5. Modifying the Educational Theory and Repeat
After concluding, the process begins again. The teacher can adjust different aspects of the action research approach to theory or make it more specific according to the findings. Action research guides how to change the steps of action research development, how to modify the action plan, and provide better access to resources, start data collection once again, or prepare new questions to ask from the respondents.
6. Report the Findings
Since the main approach to action research involves the informed action to introduce useful change into the classroom or schools, one must not forget to share the outcomes with others. Sharing the outcomes would help to further reflect on the problem and process, and it would help other teachers to use these findings to enhance their professional practice as an educator. One may print book and share the experience with the school leaders, principal, teachers and students as they served as guide to action research. Or, a community action researcher may present community-based action research at a conference so people from other areas can take advantage of this collaborative action. Also, teachers may use a digital storytelling tool to outline their results.
There are plenty of creative tools we can use to bring the research projects to life. We have seen videos, podcasts and research posters all being used to communicate the results of these programs. Community action research is a unique way to present details of the community-related adventures in the teacher profession, cultivate expertise and show how teachers think about education, so it is better to find unique ways to report the findings of community-led action research.
Final thoughts on action-research for teachers
All teachers want to help their students to become better citizens and learners. An action research project offers unique and reflective professional learning one may use to bring a positive change in educational and classroom practices and to find out whether those changes bring the desired results or not. An action research model provides unique ideas and knowledge along with critical action research making a great formula for effective change.
The advantages of action research are far and wide but some members of staff who are already swamped with a busy workload might need the development cycle broken down into really simple steps. Ultimately, the educational context in which these projects are facilitated will matter. Education practitioners will need a careful balance of autonomy and guidance to get the whole staff buy in.
As well as the various international journals that could take interest in your projects, there may well also be some local opportunities to showcase staff knowledge.
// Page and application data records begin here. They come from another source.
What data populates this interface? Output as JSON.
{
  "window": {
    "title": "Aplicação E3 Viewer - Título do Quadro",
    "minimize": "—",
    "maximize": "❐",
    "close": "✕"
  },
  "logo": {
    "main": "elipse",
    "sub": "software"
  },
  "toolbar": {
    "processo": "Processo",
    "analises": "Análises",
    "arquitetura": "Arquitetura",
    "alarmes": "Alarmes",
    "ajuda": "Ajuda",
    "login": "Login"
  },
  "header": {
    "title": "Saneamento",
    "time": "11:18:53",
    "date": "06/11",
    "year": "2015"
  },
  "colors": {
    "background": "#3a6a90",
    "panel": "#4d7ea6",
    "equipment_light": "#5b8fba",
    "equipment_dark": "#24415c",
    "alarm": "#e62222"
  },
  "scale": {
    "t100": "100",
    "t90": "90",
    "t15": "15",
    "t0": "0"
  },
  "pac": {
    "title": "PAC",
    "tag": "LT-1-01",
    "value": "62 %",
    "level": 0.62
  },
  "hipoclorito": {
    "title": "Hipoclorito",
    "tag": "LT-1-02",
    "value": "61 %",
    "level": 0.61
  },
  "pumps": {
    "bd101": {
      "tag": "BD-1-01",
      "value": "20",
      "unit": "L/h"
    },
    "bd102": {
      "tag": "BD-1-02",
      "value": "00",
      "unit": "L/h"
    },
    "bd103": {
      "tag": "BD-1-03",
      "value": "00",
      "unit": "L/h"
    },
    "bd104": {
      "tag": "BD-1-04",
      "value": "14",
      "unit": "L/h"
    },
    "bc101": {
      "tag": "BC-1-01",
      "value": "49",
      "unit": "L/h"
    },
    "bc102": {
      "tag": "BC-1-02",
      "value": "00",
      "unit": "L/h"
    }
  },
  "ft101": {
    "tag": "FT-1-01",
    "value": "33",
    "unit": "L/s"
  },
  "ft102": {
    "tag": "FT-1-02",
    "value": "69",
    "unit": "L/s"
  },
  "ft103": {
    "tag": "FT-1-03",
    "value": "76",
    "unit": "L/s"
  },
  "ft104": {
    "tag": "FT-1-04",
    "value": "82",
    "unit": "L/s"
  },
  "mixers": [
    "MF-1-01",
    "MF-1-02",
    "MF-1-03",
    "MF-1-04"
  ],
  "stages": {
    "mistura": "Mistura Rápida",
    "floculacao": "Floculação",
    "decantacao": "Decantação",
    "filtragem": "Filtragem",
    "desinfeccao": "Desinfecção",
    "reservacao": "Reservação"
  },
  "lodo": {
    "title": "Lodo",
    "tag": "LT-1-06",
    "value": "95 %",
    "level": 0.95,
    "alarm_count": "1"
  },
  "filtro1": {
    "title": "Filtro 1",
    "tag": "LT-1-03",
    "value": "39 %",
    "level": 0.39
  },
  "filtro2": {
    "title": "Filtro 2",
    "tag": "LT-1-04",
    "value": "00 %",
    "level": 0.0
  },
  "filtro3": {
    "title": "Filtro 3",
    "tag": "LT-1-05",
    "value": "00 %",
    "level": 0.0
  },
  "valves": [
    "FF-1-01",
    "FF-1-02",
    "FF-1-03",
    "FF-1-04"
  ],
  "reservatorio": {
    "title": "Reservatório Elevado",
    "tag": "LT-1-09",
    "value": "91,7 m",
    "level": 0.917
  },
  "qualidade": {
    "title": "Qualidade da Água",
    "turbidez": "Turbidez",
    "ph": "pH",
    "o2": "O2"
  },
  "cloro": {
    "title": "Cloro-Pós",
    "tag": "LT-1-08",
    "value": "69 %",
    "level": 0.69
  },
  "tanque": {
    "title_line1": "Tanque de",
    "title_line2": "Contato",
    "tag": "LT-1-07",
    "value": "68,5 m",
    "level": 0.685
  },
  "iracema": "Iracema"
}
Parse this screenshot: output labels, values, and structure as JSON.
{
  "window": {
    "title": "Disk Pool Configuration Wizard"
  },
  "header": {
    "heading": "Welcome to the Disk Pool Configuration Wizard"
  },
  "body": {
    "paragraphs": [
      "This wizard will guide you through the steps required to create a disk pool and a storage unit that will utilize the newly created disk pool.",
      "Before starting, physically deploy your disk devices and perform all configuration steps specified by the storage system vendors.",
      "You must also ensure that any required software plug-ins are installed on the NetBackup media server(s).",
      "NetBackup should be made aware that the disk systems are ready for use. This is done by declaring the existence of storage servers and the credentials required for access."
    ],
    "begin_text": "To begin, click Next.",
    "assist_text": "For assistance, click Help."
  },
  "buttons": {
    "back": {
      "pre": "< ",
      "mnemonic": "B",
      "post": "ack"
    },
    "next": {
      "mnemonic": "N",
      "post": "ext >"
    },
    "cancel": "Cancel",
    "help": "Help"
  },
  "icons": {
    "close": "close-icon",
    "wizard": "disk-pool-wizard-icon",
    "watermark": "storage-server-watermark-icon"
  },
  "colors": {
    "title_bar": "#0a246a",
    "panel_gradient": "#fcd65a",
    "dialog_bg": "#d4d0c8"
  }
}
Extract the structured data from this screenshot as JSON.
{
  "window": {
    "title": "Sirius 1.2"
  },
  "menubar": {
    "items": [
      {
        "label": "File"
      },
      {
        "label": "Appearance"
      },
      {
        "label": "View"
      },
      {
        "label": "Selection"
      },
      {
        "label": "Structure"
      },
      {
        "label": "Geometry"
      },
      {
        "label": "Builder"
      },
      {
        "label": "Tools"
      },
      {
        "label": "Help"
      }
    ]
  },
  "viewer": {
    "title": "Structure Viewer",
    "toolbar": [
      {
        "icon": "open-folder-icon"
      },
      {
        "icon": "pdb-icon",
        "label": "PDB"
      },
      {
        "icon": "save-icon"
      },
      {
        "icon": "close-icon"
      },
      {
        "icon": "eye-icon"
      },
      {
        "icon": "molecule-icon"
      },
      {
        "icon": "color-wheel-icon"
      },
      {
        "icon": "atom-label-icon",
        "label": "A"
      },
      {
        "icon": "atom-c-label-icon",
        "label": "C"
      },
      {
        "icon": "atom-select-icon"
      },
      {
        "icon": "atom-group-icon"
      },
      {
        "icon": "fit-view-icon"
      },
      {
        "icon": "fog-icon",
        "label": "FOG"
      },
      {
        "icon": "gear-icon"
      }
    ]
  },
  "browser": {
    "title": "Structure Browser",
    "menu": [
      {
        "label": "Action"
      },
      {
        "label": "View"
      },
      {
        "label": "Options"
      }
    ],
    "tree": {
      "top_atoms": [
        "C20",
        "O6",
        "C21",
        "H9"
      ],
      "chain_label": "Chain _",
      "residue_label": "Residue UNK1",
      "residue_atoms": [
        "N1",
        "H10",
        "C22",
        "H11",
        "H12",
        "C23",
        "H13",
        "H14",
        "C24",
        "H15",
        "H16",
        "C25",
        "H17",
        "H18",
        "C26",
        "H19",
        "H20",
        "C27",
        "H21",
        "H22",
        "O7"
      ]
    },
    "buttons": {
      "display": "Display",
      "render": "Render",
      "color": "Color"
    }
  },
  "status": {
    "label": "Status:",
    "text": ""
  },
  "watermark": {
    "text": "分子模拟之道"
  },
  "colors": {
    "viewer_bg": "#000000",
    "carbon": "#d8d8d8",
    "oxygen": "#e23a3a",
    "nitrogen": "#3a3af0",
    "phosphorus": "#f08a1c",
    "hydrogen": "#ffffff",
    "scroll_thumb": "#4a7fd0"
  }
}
Instead of writing a project report, participant observations could be explained within 'teach meets' or other collaborative sharing events. These types of occasions give members of their education community a clearer understanding of the development of practice that teachers have been engaged in.